**What is required**
Only lines with the word "Upload" belong in the answer; copy them from the records below.

**Input**
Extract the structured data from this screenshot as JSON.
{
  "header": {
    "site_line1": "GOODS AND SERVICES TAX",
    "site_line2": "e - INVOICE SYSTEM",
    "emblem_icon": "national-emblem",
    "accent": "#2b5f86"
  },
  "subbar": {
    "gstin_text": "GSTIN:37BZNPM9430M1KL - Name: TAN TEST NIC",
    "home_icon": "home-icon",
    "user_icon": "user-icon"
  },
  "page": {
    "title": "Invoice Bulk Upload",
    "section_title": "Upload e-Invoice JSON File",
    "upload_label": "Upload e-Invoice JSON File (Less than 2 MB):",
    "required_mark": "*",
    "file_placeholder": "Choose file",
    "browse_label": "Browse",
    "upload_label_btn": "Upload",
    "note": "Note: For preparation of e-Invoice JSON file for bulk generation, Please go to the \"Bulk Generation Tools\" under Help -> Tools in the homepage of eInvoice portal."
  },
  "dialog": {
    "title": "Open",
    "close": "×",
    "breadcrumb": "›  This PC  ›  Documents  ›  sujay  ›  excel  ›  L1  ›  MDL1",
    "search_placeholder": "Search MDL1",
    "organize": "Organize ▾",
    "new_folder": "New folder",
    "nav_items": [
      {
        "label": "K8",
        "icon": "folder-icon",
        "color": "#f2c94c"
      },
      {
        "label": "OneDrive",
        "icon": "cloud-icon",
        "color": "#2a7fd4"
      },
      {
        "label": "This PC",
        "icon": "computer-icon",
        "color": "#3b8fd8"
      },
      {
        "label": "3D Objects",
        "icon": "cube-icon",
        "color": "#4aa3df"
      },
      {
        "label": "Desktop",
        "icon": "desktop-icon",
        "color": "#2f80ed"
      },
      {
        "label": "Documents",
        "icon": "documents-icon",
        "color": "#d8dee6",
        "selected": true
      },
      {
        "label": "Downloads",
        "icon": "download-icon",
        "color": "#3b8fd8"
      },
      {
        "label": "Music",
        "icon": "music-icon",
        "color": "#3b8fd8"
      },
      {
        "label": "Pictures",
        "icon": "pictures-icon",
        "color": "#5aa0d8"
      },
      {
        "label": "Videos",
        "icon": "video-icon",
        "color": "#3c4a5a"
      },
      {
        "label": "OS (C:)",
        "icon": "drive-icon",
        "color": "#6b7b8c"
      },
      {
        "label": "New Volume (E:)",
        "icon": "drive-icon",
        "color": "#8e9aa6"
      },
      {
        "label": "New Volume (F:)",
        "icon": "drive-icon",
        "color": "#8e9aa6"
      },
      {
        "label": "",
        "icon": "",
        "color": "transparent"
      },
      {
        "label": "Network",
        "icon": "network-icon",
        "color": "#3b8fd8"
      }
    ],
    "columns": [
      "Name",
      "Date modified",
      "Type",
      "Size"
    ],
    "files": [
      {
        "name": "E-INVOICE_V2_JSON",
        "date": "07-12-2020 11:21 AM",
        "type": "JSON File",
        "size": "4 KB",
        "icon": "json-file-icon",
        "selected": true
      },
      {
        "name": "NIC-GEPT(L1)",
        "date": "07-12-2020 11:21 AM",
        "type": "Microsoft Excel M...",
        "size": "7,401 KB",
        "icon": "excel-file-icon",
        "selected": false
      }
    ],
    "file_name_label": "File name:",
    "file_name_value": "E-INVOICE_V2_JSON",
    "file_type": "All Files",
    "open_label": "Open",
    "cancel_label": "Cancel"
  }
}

**Problem solution**
    "title": "Invoice Bulk Upload",
    "section_title": "Upload e-Invoice JSON File",
    "upload_label": "Upload e-Invoice JSON File (Less than 2 MB):",
    "upload_label_btn": "Upload",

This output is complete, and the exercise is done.